Copy all the data exactly, except the pictures.

┄┄┄┄┄┄┄┄┄┄┄┄┄┄┄┄┄┄┄┄

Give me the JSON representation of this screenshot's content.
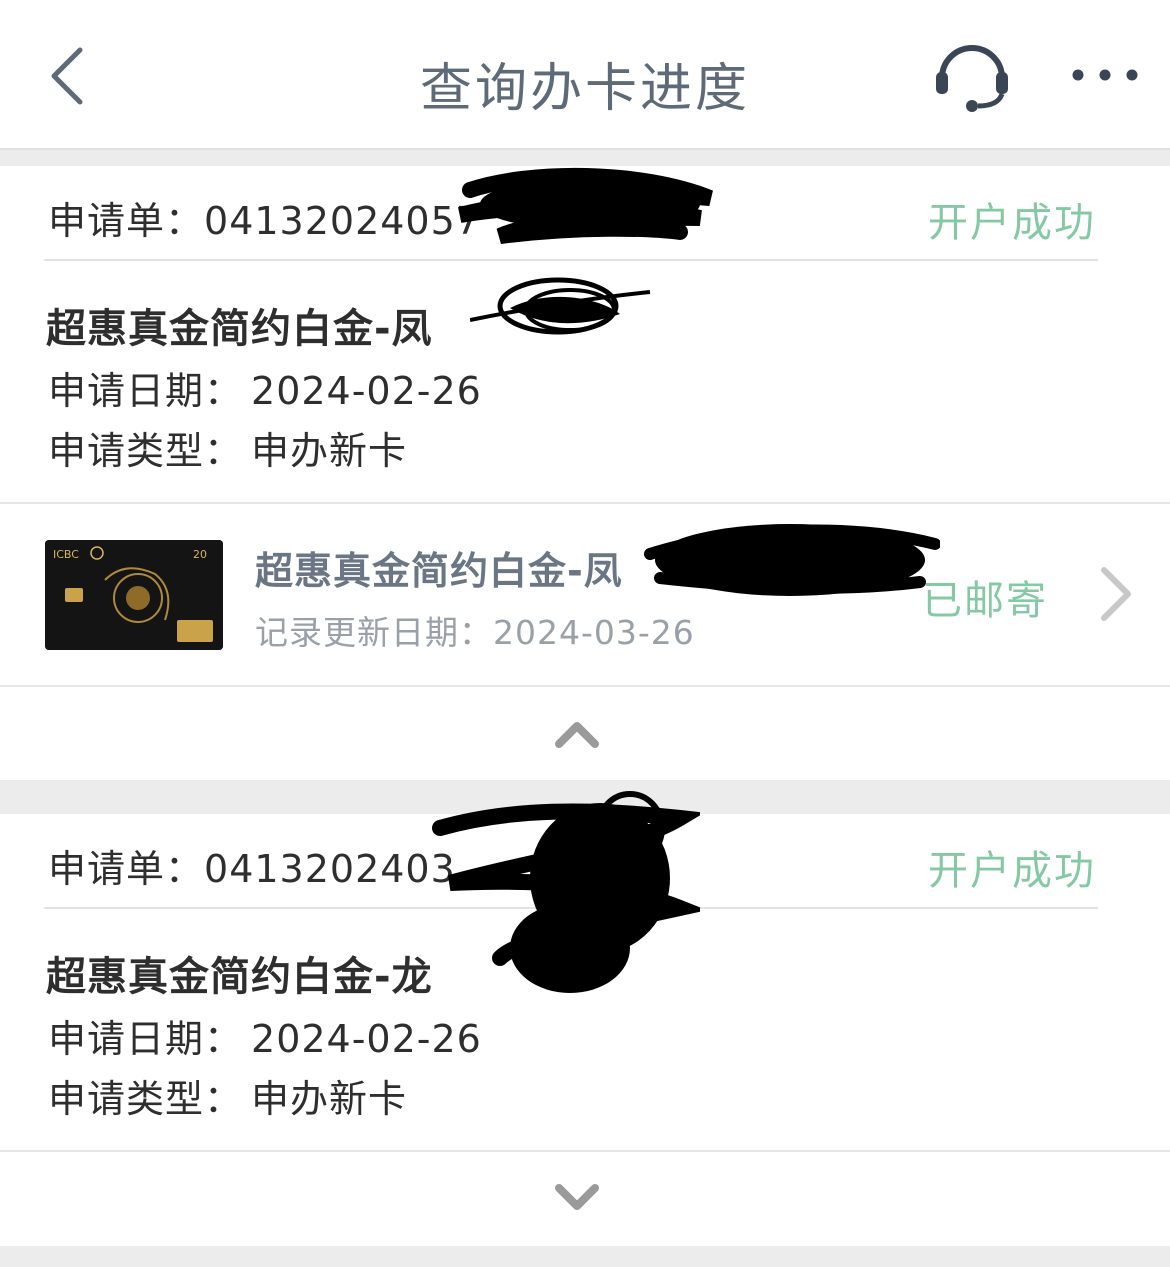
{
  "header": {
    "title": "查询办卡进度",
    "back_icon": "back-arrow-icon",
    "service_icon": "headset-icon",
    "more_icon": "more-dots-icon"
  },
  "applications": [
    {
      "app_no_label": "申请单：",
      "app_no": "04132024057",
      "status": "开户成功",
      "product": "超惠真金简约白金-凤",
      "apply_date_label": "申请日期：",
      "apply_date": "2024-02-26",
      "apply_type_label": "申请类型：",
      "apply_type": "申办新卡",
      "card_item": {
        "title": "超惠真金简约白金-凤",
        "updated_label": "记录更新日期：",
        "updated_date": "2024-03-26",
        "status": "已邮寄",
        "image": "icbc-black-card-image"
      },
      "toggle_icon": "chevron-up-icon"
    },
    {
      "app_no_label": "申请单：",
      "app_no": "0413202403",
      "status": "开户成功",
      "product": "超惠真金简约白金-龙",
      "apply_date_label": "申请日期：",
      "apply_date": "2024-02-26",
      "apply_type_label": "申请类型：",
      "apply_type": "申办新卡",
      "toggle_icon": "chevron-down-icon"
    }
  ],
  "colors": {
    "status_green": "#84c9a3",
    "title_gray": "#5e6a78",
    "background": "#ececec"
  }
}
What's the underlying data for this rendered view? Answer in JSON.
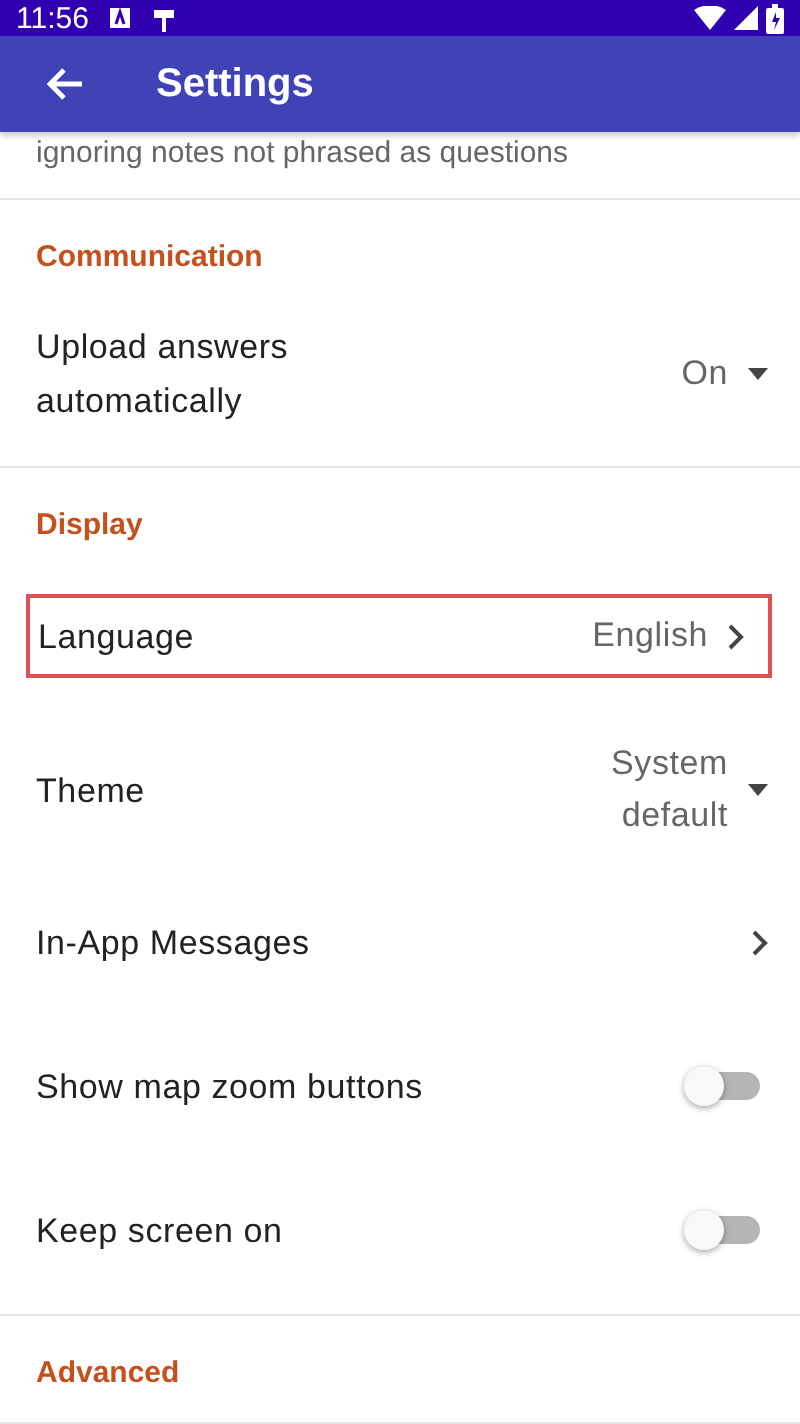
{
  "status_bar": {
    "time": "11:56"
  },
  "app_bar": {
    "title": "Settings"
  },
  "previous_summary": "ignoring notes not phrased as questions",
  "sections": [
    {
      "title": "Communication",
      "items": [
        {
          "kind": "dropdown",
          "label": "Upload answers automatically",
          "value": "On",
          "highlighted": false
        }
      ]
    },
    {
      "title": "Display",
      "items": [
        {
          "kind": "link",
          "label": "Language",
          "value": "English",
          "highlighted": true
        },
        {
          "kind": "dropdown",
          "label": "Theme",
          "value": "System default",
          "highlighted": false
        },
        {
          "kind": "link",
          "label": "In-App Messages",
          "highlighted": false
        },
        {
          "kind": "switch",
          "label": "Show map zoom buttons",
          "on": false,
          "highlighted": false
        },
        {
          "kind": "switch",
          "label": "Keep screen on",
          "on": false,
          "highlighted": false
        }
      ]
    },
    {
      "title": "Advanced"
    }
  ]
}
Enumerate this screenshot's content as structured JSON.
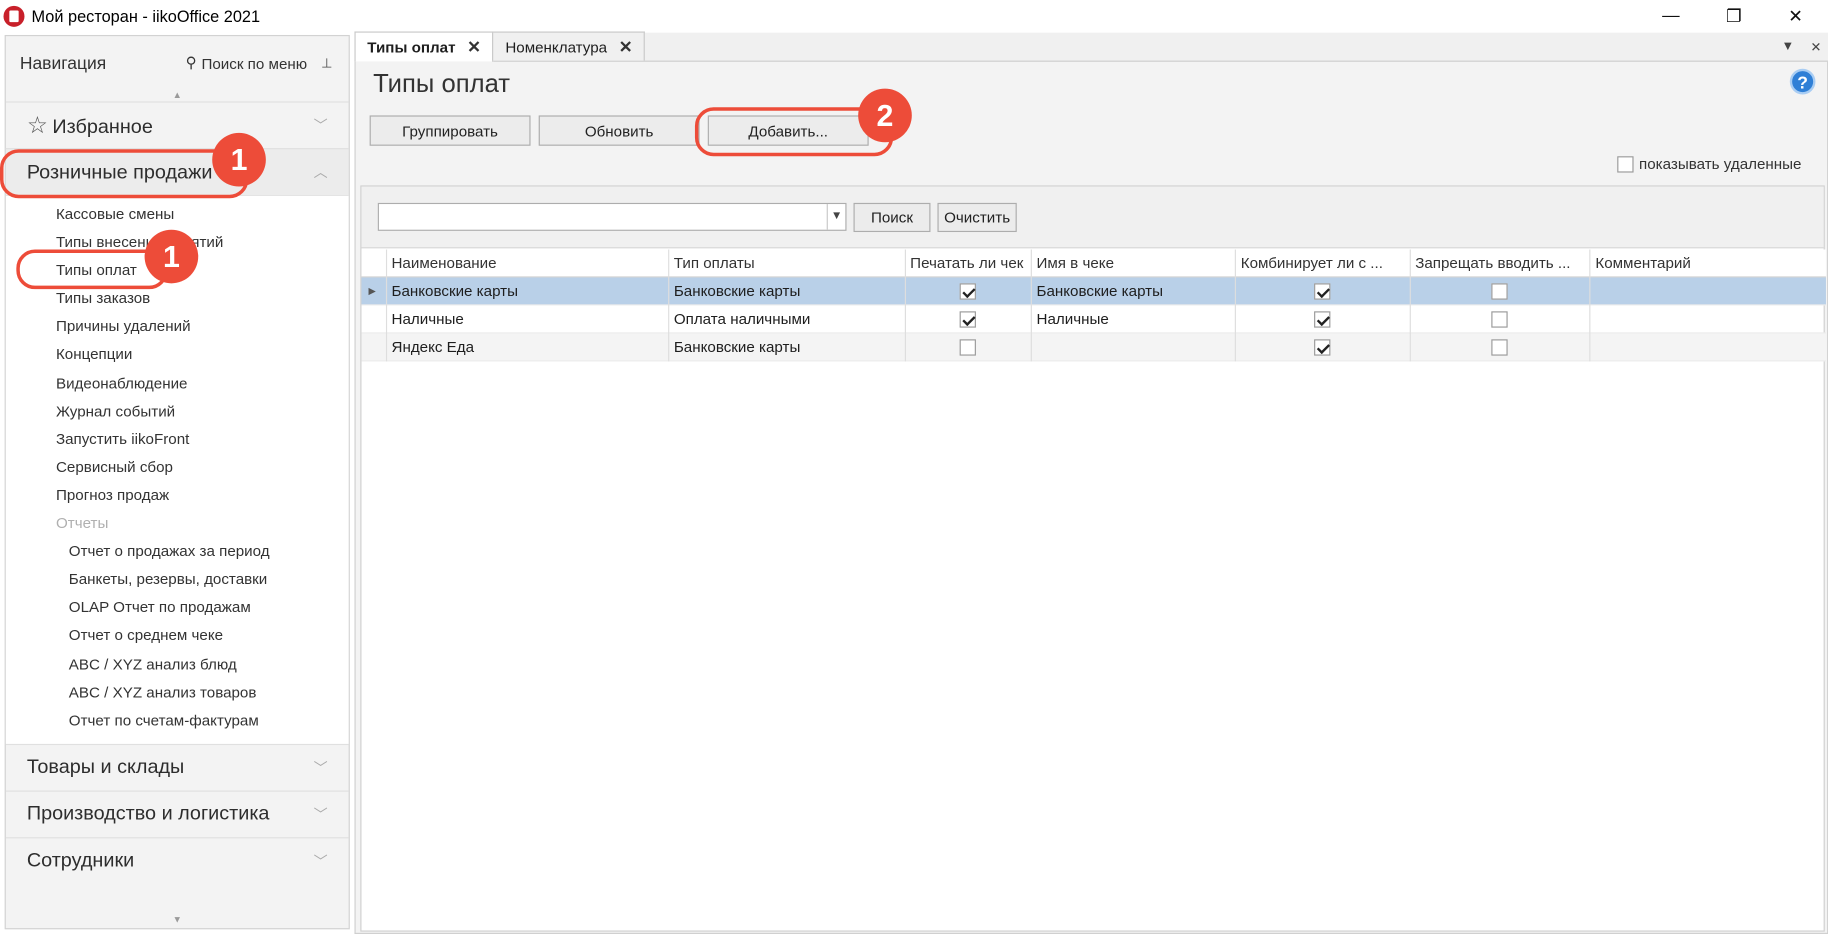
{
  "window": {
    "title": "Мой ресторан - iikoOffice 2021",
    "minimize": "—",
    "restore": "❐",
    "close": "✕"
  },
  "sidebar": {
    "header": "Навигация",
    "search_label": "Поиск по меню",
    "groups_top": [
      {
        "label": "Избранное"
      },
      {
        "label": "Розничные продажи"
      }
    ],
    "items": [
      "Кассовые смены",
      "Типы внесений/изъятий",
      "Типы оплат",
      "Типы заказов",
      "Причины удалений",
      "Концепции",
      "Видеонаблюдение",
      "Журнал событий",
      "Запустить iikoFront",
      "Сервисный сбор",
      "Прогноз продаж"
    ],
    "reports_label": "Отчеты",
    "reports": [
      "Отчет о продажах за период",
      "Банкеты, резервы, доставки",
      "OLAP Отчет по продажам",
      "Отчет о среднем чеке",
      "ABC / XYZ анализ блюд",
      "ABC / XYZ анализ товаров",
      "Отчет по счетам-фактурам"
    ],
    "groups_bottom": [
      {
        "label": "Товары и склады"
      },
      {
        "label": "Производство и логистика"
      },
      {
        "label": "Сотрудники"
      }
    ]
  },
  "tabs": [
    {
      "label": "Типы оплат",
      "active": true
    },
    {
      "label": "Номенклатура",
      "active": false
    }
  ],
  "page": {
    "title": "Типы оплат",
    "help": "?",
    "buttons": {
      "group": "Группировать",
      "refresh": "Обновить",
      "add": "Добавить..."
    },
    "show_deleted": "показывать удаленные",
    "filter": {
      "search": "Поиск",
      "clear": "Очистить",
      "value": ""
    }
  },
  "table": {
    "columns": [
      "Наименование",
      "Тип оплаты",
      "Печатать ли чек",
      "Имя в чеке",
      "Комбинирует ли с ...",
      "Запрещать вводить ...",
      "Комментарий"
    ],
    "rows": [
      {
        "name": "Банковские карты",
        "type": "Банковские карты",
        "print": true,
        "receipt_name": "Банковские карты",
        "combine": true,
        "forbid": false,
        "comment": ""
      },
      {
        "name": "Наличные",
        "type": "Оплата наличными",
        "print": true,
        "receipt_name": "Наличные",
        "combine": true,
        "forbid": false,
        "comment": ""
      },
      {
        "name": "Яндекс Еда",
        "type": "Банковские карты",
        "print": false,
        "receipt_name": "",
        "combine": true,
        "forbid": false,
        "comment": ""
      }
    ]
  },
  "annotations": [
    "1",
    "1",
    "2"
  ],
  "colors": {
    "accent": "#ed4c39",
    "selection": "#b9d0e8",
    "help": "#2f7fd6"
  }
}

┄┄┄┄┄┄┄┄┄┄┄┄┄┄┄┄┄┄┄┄

Answer to the problem —
Give me the JSON representation of this screenshot's content.
{
  "header": {
    "title": "查询办卡进度",
    "back_icon": "back-arrow-icon",
    "service_icon": "headset-icon",
    "more_icon": "more-dots-icon"
  },
  "applications": [
    {
      "app_no_label": "申请单：",
      "app_no": "04132024057",
      "status": "开户成功",
      "product": "超惠真金简约白金-凤",
      "apply_date_label": "申请日期：",
      "apply_date": "2024-02-26",
      "apply_type_label": "申请类型：",
      "apply_type": "申办新卡",
      "card_item": {
        "title": "超惠真金简约白金-凤",
        "updated_label": "记录更新日期：",
        "updated_date": "2024-03-26",
        "status": "已邮寄",
        "image": "icbc-black-card-image"
      },
      "toggle_icon": "chevron-up-icon"
    },
    {
      "app_no_label": "申请单：",
      "app_no": "0413202403",
      "status": "开户成功",
      "product": "超惠真金简约白金-龙",
      "apply_date_label": "申请日期：",
      "apply_date": "2024-02-26",
      "apply_type_label": "申请类型：",
      "apply_type": "申办新卡",
      "toggle_icon": "chevron-down-icon"
    }
  ],
  "colors": {
    "status_green": "#84c9a3",
    "title_gray": "#5e6a78",
    "background": "#ececec"
  }
}
What's the underlying data for this rendered view? Answer in JSON.
{
  "status_bar": {
    "time": "11:56"
  },
  "app_bar": {
    "title": "Settings"
  },
  "previous_summary": "ignoring notes not phrased as questions",
  "sections": [
    {
      "title": "Communication",
      "items": [
        {
          "kind": "dropdown",
          "label": "Upload answers automatically",
          "value": "On",
          "highlighted": false
        }
      ]
    },
    {
      "title": "Display",
      "items": [
        {
          "kind": "link",
          "label": "Language",
          "value": "English",
          "highlighted": true
        },
        {
          "kind": "dropdown",
          "label": "Theme",
          "value": "System default",
          "highlighted": false
        },
        {
          "kind": "link",
          "label": "In-App Messages",
          "highlighted": false
        },
        {
          "kind": "switch",
          "label": "Show map zoom buttons",
          "on": false,
          "highlighted": false
        },
        {
          "kind": "switch",
          "label": "Keep screen on",
          "on": false,
          "highlighted": false
        }
      ]
    },
    {
      "title": "Advanced"
    }
  ]
}
Enumerate this screenshot's content as structured JSON.
{
  "window": {
    "title": "Мой ресторан - iikoOffice 2021",
    "minimize": "—",
    "restore": "❐",
    "close": "✕"
  },
  "sidebar": {
    "header": "Навигация",
    "search_label": "Поиск по меню",
    "groups_top": [
      {
        "label": "Избранное"
      },
      {
        "label": "Розничные продажи"
      }
    ],
    "items": [
      "Кассовые смены",
      "Типы внесений/изъятий",
      "Типы оплат",
      "Типы заказов",
      "Причины удалений",
      "Концепции",
      "Видеонаблюдение",
      "Журнал событий",
      "Запустить iikoFront",
      "Сервисный сбор",
      "Прогноз продаж"
    ],
    "reports_label": "Отчеты",
    "reports": [
      "Отчет о продажах за период",
      "Банкеты, резервы, доставки",
      "OLAP Отчет по продажам",
      "Отчет о среднем чеке",
      "ABC / XYZ анализ блюд",
      "ABC / XYZ анализ товаров",
      "Отчет по счетам-фактурам"
    ],
    "groups_bottom": [
      {
        "label": "Товары и склады"
      },
      {
        "label": "Производство и логистика"
      },
      {
        "label": "Сотрудники"
      }
    ]
  },
  "tabs": [
    {
      "label": "Типы оплат",
      "active": true
    },
    {
      "label": "Номенклатура",
      "active": false
    }
  ],
  "page": {
    "title": "Типы оплат",
    "help": "?",
    "buttons": {
      "group": "Группировать",
      "refresh": "Обновить",
      "add": "Добавить..."
    },
    "show_deleted": "показывать удаленные",
    "filter": {
      "search": "Поиск",
      "clear": "Очистить",
      "value": ""
    }
  },
  "table": {
    "columns": [
      "Наименование",
      "Тип оплаты",
      "Печатать ли чек",
      "Имя в чеке",
      "Комбинирует ли с ...",
      "Запрещать вводить ...",
      "Комментарий"
    ],
    "rows": [
      {
        "name": "Банковские карты",
        "type": "Банковские карты",
        "print": true,
        "receipt_name": "Банковские карты",
        "combine": true,
        "forbid": false,
        "comment": ""
      },
      {
        "name": "Наличные",
        "type": "Оплата наличными",
        "print": true,
        "receipt_name": "Наличные",
        "combine": true,
        "forbid": false,
        "comment": ""
      },
      {
        "name": "Яндекс Еда",
        "type": "Банковские карты",
        "print": false,
        "receipt_name": "",
        "combine": true,
        "forbid": false,
        "comment": ""
      }
    ]
  },
  "annotations": [
    "1",
    "1",
    "2"
  ],
  "colors": {
    "accent": "#ed4c39",
    "selection": "#b9d0e8",
    "help": "#2f7fd6"
  }
}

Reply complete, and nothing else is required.